**Exercise objective:**
If a line in the records below contains the word "从服务器获取", return that line.
Start of Given information
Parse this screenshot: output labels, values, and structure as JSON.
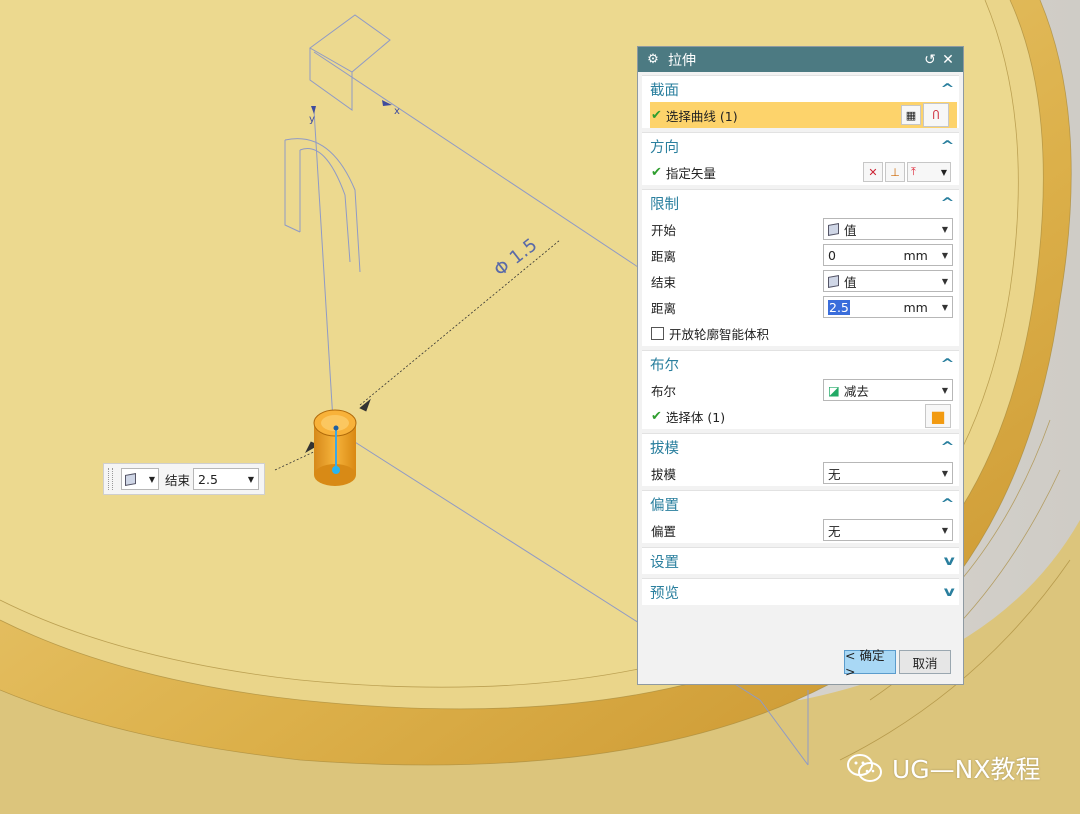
{
  "viewport": {
    "dimension_text": "Φ 1.5",
    "axis_x": "x",
    "axis_y": "y",
    "colors": {
      "part": "#e9cf78",
      "rim": "#d9a83a",
      "highlight": "#f4a321"
    }
  },
  "dialog": {
    "title": "拉伸",
    "title_icon": "gear-icon",
    "reset_glyph": "↺",
    "close_glyph": "✕",
    "groups": {
      "section": {
        "title": "截面",
        "select_curve": "选择曲线 (1)",
        "expanded": true
      },
      "direction": {
        "title": "方向",
        "specify_vector": "指定矢量",
        "expanded": true
      },
      "limits": {
        "title": "限制",
        "start_label": "开始",
        "start_value": "值",
        "distance1_label": "距离",
        "distance1_value": "0",
        "distance1_unit": "mm",
        "end_label": "结束",
        "end_value": "值",
        "distance2_label": "距离",
        "distance2_value": "2.5",
        "distance2_unit": "mm",
        "open_profile_label": "开放轮廓智能体积",
        "open_profile_checked": false,
        "expanded": true
      },
      "boolean": {
        "title": "布尔",
        "boolean_label": "布尔",
        "boolean_value": "减去",
        "select_body": "选择体 (1)",
        "expanded": true
      },
      "draft": {
        "title": "拔模",
        "draft_label": "拔模",
        "draft_value": "无",
        "expanded": true
      },
      "offset": {
        "title": "偏置",
        "offset_label": "偏置",
        "offset_value": "无",
        "expanded": true
      },
      "settings": {
        "title": "设置",
        "expanded": false
      },
      "preview": {
        "title": "预览",
        "expanded": false
      }
    },
    "buttons": {
      "ok": "< 确定 >",
      "cancel": "取消"
    }
  },
  "onscreen_input": {
    "label": "结束",
    "value": "2.5"
  },
  "watermark": {
    "text": "UG—NX教程",
    "icon": "wechat-icon"
  }
}
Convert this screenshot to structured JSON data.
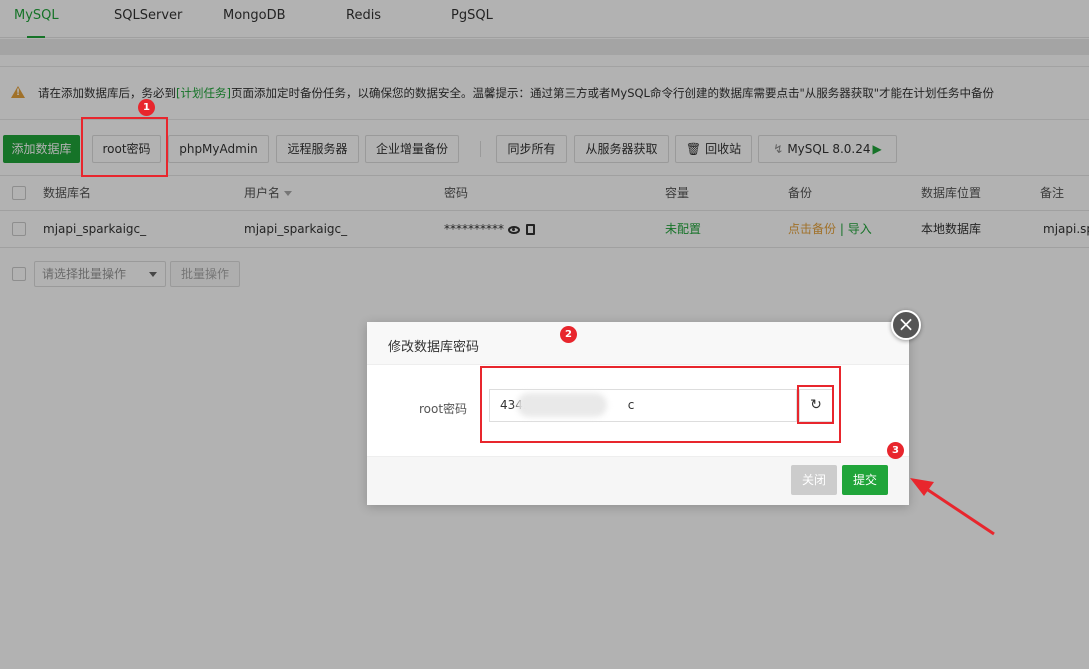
{
  "tabs": [
    {
      "label": "MySQL",
      "active": true
    },
    {
      "label": "SQLServer",
      "active": false
    },
    {
      "label": "MongoDB",
      "active": false
    },
    {
      "label": "Redis",
      "active": false
    },
    {
      "label": "PgSQL",
      "active": false
    }
  ],
  "notice": {
    "text_a": "请在添加数据库后，务必到",
    "link": "[计划任务]",
    "text_b": "页面添加定时备份任务，以确保您的数据安全。温馨提示：通过第三方或者MySQL命令行创建的数据库需要点击\"从服务器获取\"才能在计划任务中备份"
  },
  "toolbar": {
    "add_db": "添加数据库",
    "root_pwd": "root密码",
    "phpmyadmin": "phpMyAdmin",
    "remote": "远程服务器",
    "backup": "企业增量备份",
    "sync": "同步所有",
    "fetch": "从服务器获取",
    "recycle": "回收站",
    "mysql_version": "MySQL 8.0.24"
  },
  "table": {
    "columns": [
      "数据库名",
      "用户名",
      "密码",
      "容量",
      "备份",
      "数据库位置",
      "备注"
    ],
    "rows": [
      {
        "db_name": "mjapi_sparkaigc_",
        "user": "mjapi_sparkaigc_",
        "password": "**********",
        "capacity": "未配置",
        "backup_link": "点击备份",
        "backup_sep": "|",
        "import": "导入",
        "location": "本地数据库",
        "remark": "mjapi.sp"
      }
    ]
  },
  "batch": {
    "select_placeholder": "请选择批量操作",
    "button": "批量操作"
  },
  "modal": {
    "title": "修改数据库密码",
    "label": "root密码",
    "value_start": "434.",
    "value_end": "c",
    "close": "关闭",
    "submit": "提交"
  },
  "annotations": [
    "1",
    "2",
    "3"
  ],
  "colors": {
    "accent": "#20a53a",
    "annotation": "#e8262d",
    "warning": "#e6a23c"
  }
}
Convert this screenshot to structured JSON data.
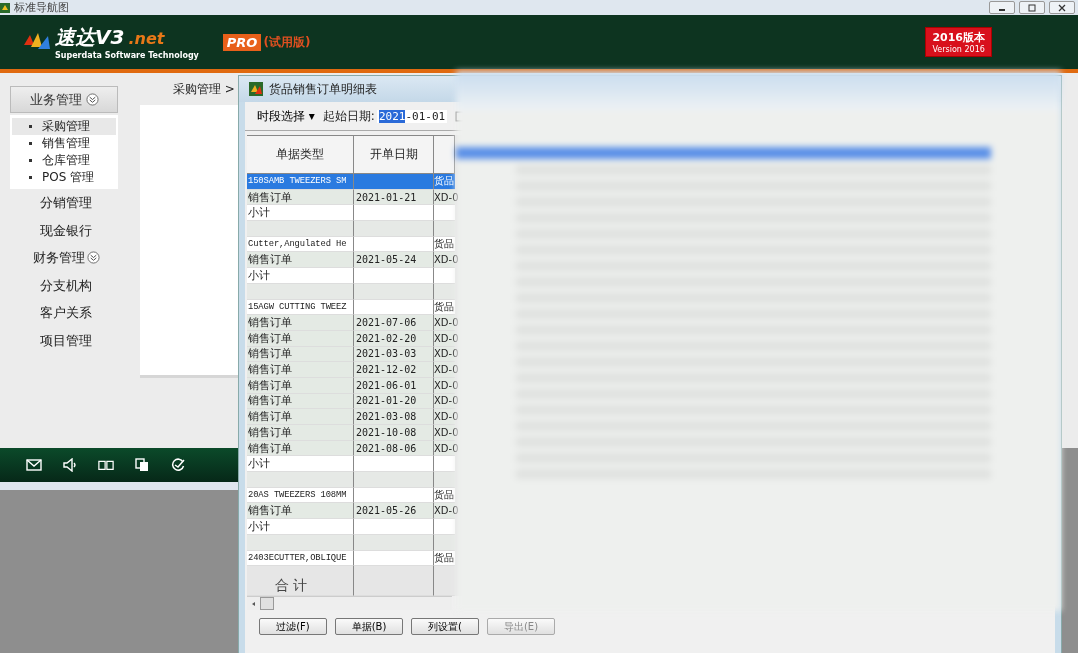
{
  "window": {
    "title": "标准导航图"
  },
  "header": {
    "logo": "速达V3",
    "logo_suffix": ".net",
    "tagline": "Superdata Software Technology",
    "edition": "PRO",
    "trial": "(试用版)",
    "version_badge": "2016版本",
    "version_sub": "Version 2016"
  },
  "sidebar": {
    "items": [
      {
        "label": "业务管理",
        "kind": "group",
        "expanded": true,
        "children": [
          {
            "label": "采购管理",
            "selected": true
          },
          {
            "label": "销售管理",
            "selected": false
          },
          {
            "label": "仓库管理",
            "selected": false
          },
          {
            "label": "POS 管理",
            "selected": false
          }
        ]
      },
      {
        "label": "分销管理",
        "kind": "item"
      },
      {
        "label": "现金银行",
        "kind": "item"
      },
      {
        "label": "财务管理",
        "kind": "group",
        "expanded": false
      },
      {
        "label": "分支机构",
        "kind": "item"
      },
      {
        "label": "客户关系",
        "kind": "item"
      },
      {
        "label": "项目管理",
        "kind": "item"
      }
    ]
  },
  "breadcrumb": "采购管理 >",
  "dialog": {
    "title": "货品销售订单明细表",
    "period_select": "时段选择",
    "period_caret": "▾",
    "start_label": "起始日期:",
    "date_selected": "2021",
    "date_rest": "-01-01",
    "table": {
      "columns": [
        "单据类型",
        "开单日期"
      ],
      "rows": [
        {
          "kind": "group",
          "cells": [
            "150SAMB TWEEZERS SM",
            "",
            "货品"
          ],
          "selected": true
        },
        {
          "kind": "order",
          "cells": [
            "销售订单",
            "2021-01-21",
            "XD-0"
          ],
          "selected": false
        },
        {
          "kind": "subtotal",
          "cells": [
            "小计"
          ],
          "selected": false
        },
        {
          "kind": "blank",
          "cells": [],
          "selected": false
        },
        {
          "kind": "group",
          "cells": [
            "Cutter,Angulated He",
            "",
            "货品"
          ],
          "selected": false
        },
        {
          "kind": "order",
          "cells": [
            "销售订单",
            "2021-05-24",
            "XD-0"
          ],
          "selected": false
        },
        {
          "kind": "subtotal",
          "cells": [
            "小计"
          ],
          "selected": false
        },
        {
          "kind": "blank",
          "cells": [],
          "selected": false
        },
        {
          "kind": "group",
          "cells": [
            "15AGW CUTTING TWEEZ",
            "",
            "货品"
          ],
          "selected": false
        },
        {
          "kind": "order",
          "cells": [
            "销售订单",
            "2021-07-06",
            "XD-0"
          ],
          "selected": false
        },
        {
          "kind": "order",
          "cells": [
            "销售订单",
            "2021-02-20",
            "XD-0"
          ],
          "selected": false
        },
        {
          "kind": "order",
          "cells": [
            "销售订单",
            "2021-03-03",
            "XD-0"
          ],
          "selected": false
        },
        {
          "kind": "order",
          "cells": [
            "销售订单",
            "2021-12-02",
            "XD-0"
          ],
          "selected": false
        },
        {
          "kind": "order",
          "cells": [
            "销售订单",
            "2021-06-01",
            "XD-0"
          ],
          "selected": false
        },
        {
          "kind": "order",
          "cells": [
            "销售订单",
            "2021-01-20",
            "XD-0"
          ],
          "selected": false
        },
        {
          "kind": "order",
          "cells": [
            "销售订单",
            "2021-03-08",
            "XD-0"
          ],
          "selected": false
        },
        {
          "kind": "order",
          "cells": [
            "销售订单",
            "2021-10-08",
            "XD-0"
          ],
          "selected": false
        },
        {
          "kind": "order",
          "cells": [
            "销售订单",
            "2021-08-06",
            "XD-0"
          ],
          "selected": false
        },
        {
          "kind": "subtotal",
          "cells": [
            "小计"
          ],
          "selected": false
        },
        {
          "kind": "blank",
          "cells": [],
          "selected": false
        },
        {
          "kind": "group",
          "cells": [
            "20AS TWEEZERS 108MM",
            "",
            "货品"
          ],
          "selected": false
        },
        {
          "kind": "order",
          "cells": [
            "销售订单",
            "2021-05-26",
            "XD-0"
          ],
          "selected": false
        },
        {
          "kind": "subtotal",
          "cells": [
            "小计"
          ],
          "selected": false
        },
        {
          "kind": "blank",
          "cells": [],
          "selected": false
        },
        {
          "kind": "group",
          "cells": [
            "2403ECUTTER,OBLIQUE",
            "",
            "货品"
          ],
          "selected": false
        },
        {
          "kind": "total",
          "cells": [
            "合 计"
          ],
          "selected": false
        }
      ]
    },
    "buttons": [
      "过滤(F)",
      "单据(B)",
      "列设置(",
      "导出(E)"
    ]
  }
}
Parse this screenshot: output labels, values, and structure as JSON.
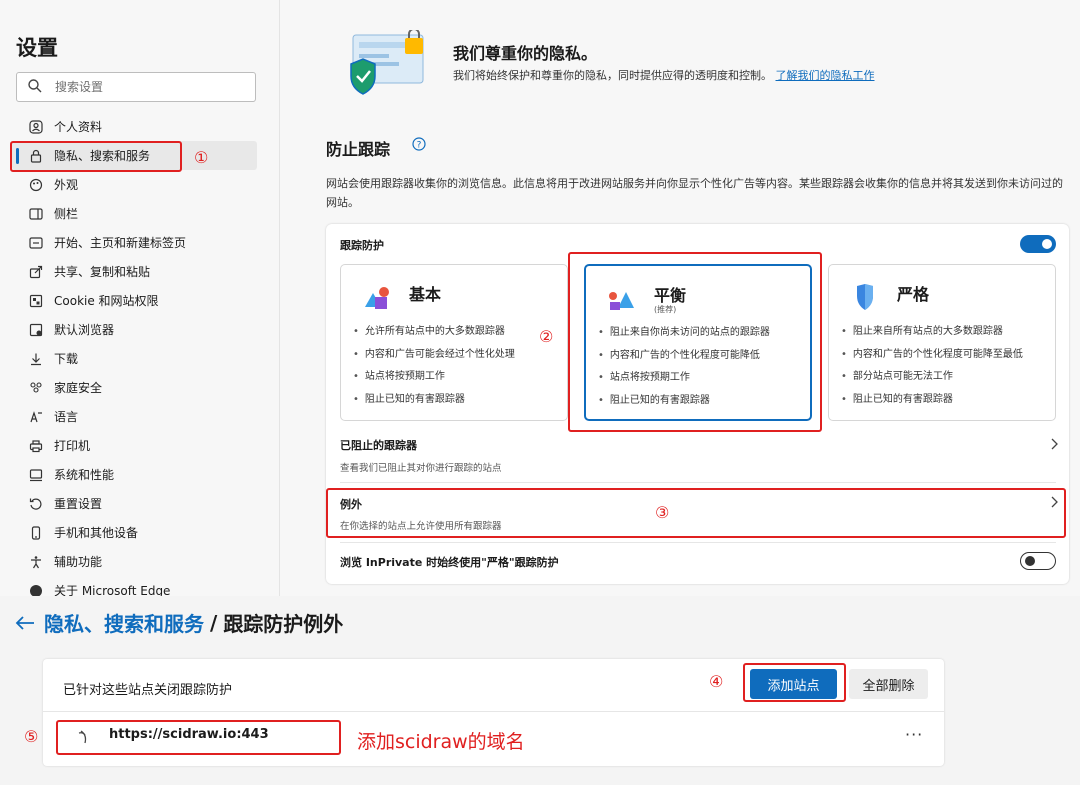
{
  "sidebar": {
    "title": "设置",
    "search_placeholder": "搜索设置",
    "items": [
      {
        "label": "个人资料",
        "icon": "profile-icon"
      },
      {
        "label": "隐私、搜索和服务",
        "icon": "lock-icon",
        "active": true
      },
      {
        "label": "外观",
        "icon": "appearance-icon"
      },
      {
        "label": "侧栏",
        "icon": "sidebar-icon"
      },
      {
        "label": "开始、主页和新建标签页",
        "icon": "home-icon"
      },
      {
        "label": "共享、复制和粘贴",
        "icon": "share-icon"
      },
      {
        "label": "Cookie 和网站权限",
        "icon": "cookie-icon"
      },
      {
        "label": "默认浏览器",
        "icon": "browser-icon"
      },
      {
        "label": "下载",
        "icon": "download-icon"
      },
      {
        "label": "家庭安全",
        "icon": "family-icon"
      },
      {
        "label": "语言",
        "icon": "language-icon"
      },
      {
        "label": "打印机",
        "icon": "printer-icon"
      },
      {
        "label": "系统和性能",
        "icon": "system-icon"
      },
      {
        "label": "重置设置",
        "icon": "reset-icon"
      },
      {
        "label": "手机和其他设备",
        "icon": "phone-icon"
      },
      {
        "label": "辅助功能",
        "icon": "accessibility-icon"
      },
      {
        "label": "关于 Microsoft Edge",
        "icon": "edge-icon"
      }
    ]
  },
  "privacy": {
    "title": "我们尊重你的隐私。",
    "desc": "我们将始终保护和尊重你的隐私，同时提供应得的透明度和控制。",
    "link": "了解我们的隐私工作"
  },
  "tracking": {
    "title": "防止跟踪",
    "desc": "网站会使用跟踪器收集你的浏览信息。此信息将用于改进网站服务并向你显示个性化广告等内容。某些跟踪器会收集你的信息并将其发送到你未访问过的网站。",
    "card_label": "跟踪防护",
    "levels": [
      {
        "name": "基本",
        "sub": "",
        "bullets": [
          "允许所有站点中的大多数跟踪器",
          "内容和广告可能会经过个性化处理",
          "站点将按预期工作",
          "阻止已知的有害跟踪器"
        ]
      },
      {
        "name": "平衡",
        "sub": "(推荐)",
        "bullets": [
          "阻止来自你尚未访问的站点的跟踪器",
          "内容和广告的个性化程度可能降低",
          "站点将按预期工作",
          "阻止已知的有害跟踪器"
        ]
      },
      {
        "name": "严格",
        "sub": "",
        "bullets": [
          "阻止来自所有站点的大多数跟踪器",
          "内容和广告的个性化程度可能降至最低",
          "部分站点可能无法工作",
          "阻止已知的有害跟踪器"
        ]
      }
    ],
    "blocked": {
      "title": "已阻止的跟踪器",
      "sub": "查看我们已阻止其对你进行跟踪的站点"
    },
    "exceptions": {
      "title": "例外",
      "sub": "在你选择的站点上允许使用所有跟踪器"
    },
    "inprivate": "浏览 InPrivate 时始终使用\"严格\"跟踪防护"
  },
  "annotations": {
    "n1": "①",
    "n2": "②",
    "n3": "③",
    "n4": "④",
    "n5": "⑤",
    "note": "添加scidraw的域名"
  },
  "exceptions_page": {
    "crumb_link": "隐私、搜索和服务",
    "crumb_sep": "/",
    "crumb_current": "跟踪防护例外",
    "label": "已针对这些站点关闭跟踪防护",
    "add_button": "添加站点",
    "remove_all_button": "全部删除",
    "site": "https://scidraw.io:443",
    "more": "···"
  },
  "colors": {
    "accent": "#0f6cbd",
    "annotation": "#e02020"
  }
}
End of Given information
**Answer below:**
    "text_b": "页面添加定时备份任务，以确保您的数据安全。温馨提示：通过第三方或者MySQL命令行创建的数据库需要点击\"从服务器获取\"才能在计划任务中备份"
    "fetch": "从服务器获取",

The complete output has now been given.